On both sides of the ball, there’s been a foundation of physicality, an offensive line grading the road for a running game that was led by rookie Breece Hall (463 yards) until he tore an ACL last week in Denver.


The front office’s answer — immediately trading with Jacksonville for James Robinson — speaks to a team that believes it can win now. It’s a flip of the script for a team that was embarrassed this time last year by the Patriots, 54-13. A reversal of fortune for a team heading into the matchup with a better record than New England for the first time since Week 12 of 2001, a.k.a. Tom Brady’s 10th career start (according to ESPN Stats & Information).

The Jets haven’t beaten the Patriots in the last 12 tries, not since Dec. 27, 2015, when Ryan Fitzpatrick was their quarterback. No player on the current roster has played on a Jets team that beat the Patriots.

And yet this time feels different.

“I think first and foremost it starts with a mentality,” said tackle Duane Brown. “Guys are playing with a lot of confidence, trust in each other, trust in the system, trust in our preparation.

“It started out rough the first couple of weeks, but we’ve been finding ways to win, in particular on the road. The defense has been playing phenomenal.

“There’s a lot of resiliency, no matter what ups and downs the game brings. In the fourth quarter, we kind of lock in and make it happen in all facets.”

Capitalizing on breaks

For what feels like the first time in decades, the football gods are smiling on the Jets. Two touchdowns in 90 seconds to beat the Browns in Week 2. Facing the Steelers when Mike Tomlin decided to switch to rookie quarterback Kenny Pickett for the second half. Drawing the Packers in the midst of their own identity crisis. Going to Denver and not facing Russell Wilson but Brett Rypien instead.


That being said, Jets teams of the past couldn’t cash in on those kinds of breaks. This one has. Perhaps that is the most surprising element, given their recent history with the Patriots: It starts with Belichick resigning as “HC of the NYJ” and goes downhill from there, with Mark Sanchez and the infamous buttfumble, Sam Darnold seeing ghosts, and Wilson throwing four picks against zero touchdowns as a rookie at home last season.

The entire historical picture of the Jets is not pretty.
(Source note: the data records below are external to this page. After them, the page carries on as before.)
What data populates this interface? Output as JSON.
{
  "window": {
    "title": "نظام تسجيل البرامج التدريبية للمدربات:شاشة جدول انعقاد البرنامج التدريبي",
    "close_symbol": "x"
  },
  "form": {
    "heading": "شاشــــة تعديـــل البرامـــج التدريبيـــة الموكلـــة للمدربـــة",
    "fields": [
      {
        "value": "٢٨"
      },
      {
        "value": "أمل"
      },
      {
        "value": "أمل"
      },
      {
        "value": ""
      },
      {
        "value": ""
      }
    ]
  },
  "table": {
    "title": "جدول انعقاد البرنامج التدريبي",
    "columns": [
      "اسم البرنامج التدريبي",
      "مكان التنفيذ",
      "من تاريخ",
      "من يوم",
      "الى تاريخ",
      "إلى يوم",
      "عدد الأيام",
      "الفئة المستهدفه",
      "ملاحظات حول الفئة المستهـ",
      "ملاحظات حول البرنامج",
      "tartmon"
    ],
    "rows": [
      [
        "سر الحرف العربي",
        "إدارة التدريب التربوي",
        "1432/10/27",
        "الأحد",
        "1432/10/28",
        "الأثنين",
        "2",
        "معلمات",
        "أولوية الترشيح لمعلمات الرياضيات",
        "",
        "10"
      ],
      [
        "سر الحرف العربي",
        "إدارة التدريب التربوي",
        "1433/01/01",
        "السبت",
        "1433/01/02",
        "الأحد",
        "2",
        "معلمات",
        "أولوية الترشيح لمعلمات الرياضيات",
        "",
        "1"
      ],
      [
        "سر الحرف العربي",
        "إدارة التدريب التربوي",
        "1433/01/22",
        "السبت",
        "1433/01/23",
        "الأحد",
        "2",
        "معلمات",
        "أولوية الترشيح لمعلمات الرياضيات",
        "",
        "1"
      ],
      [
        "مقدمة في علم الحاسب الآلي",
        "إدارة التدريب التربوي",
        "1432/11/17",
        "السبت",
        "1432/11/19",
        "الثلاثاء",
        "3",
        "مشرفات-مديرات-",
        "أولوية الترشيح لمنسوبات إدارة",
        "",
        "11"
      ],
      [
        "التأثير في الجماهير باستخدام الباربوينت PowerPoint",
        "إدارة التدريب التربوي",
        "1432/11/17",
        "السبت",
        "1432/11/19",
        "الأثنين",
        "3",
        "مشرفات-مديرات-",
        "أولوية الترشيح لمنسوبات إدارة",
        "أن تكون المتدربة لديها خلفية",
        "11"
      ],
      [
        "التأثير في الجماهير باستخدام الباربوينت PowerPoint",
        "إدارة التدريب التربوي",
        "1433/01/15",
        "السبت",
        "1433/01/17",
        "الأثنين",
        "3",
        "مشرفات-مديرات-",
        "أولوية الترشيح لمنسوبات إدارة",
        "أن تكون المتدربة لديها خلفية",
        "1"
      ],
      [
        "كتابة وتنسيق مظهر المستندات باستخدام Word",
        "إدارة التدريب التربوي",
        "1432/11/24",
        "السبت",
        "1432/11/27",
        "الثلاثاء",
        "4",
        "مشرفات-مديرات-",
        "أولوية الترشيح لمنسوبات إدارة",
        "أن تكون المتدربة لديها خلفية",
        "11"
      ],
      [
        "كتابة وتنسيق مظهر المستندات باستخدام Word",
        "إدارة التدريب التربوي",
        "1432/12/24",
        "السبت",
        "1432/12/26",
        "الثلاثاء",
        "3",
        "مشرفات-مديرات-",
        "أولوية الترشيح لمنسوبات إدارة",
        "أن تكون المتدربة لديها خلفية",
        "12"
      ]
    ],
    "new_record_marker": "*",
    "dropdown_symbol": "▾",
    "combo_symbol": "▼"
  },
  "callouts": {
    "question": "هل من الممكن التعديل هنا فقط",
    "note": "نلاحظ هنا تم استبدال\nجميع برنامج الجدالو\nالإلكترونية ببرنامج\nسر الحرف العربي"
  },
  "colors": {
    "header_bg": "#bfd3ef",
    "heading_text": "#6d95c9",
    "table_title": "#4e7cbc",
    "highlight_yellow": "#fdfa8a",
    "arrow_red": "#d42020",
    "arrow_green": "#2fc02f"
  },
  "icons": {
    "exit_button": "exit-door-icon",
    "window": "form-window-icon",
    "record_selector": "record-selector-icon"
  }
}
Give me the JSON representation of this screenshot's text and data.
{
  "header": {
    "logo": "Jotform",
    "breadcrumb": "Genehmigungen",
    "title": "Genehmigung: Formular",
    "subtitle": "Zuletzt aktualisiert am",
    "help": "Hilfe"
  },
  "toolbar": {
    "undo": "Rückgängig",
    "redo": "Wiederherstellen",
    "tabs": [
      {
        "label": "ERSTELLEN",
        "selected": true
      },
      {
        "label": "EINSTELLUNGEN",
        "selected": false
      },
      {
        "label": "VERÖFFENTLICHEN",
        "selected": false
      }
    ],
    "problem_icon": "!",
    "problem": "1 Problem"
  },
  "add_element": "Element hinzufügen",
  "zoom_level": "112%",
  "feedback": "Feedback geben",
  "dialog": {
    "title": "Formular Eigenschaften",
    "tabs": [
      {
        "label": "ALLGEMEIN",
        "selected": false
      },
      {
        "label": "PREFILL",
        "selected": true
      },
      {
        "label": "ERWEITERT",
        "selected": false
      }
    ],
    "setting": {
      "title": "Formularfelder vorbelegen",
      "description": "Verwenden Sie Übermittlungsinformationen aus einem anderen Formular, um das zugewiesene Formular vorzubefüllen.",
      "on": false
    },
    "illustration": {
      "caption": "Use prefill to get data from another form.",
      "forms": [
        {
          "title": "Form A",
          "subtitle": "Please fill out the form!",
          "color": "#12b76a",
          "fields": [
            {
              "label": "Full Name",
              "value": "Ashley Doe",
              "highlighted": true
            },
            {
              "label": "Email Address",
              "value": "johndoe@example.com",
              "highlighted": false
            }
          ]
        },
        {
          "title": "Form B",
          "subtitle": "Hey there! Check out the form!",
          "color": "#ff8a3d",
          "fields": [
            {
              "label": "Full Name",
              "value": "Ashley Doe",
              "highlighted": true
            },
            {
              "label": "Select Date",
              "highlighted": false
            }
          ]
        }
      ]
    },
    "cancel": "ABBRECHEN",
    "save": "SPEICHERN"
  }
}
Memories of championship grandeur are still tied to Joe Namath, and there has been no escape from the long shadow of failure since Broadway Joe’s shocking 1969 win. Not for head coaches ranging from a dour former Patriots assistant in Mangini to a brash outsider with his family’s NFL pedigree at his back in Ryan, a respected but quiet defensive whiz in Todd Bowles, or a supposed offensive guru in wide-eyed Adam Gase. Not for quarterbacks either, from the days of high draft picks Sanchez and Geno Smith to retreads Josh McCown and Fitzpatrick, to first-rounders Darnold and Wilson.

No matter who, no matter where, the Jets have consistently ended up in the same place — on the butt end of every NFL joke and the bottom rung of nearly every AFC East ladder.


Until now. Until now? With the Patriots coming their way Sunday, it’s the Jets who are in the playoff conversation (they haven’t made it since 2010) and the Patriots looking to right their ship.

“It’s a huge challenge to play an organization that is used to winning and used to doing everything right like them,” Williams said, “but I feel like we’re here to try to get that way and we’re on our way to getting that way.”

Said Saleh, “I acknowledge that Bill is arguably one of the greatest coaches to ever coach in this game. I’ll honor that forever. He’s given so much to this game, and he’s done so much for this game you’d be remiss not to acknowledge that. New England, you’d be remiss not to acknowledge they have dominated this game for 20 years.

“But at the same time, it’s a championship moment and a championship game, no different than last week was and no different than next week will be. We’ve got to keep the main thing, the main thing and focus on this moment.”

At this moment, it’s the Jets who are on the rise.

Tara Sullivan is a Globe columnist. She can be reached at Follow her @Globe_Tara.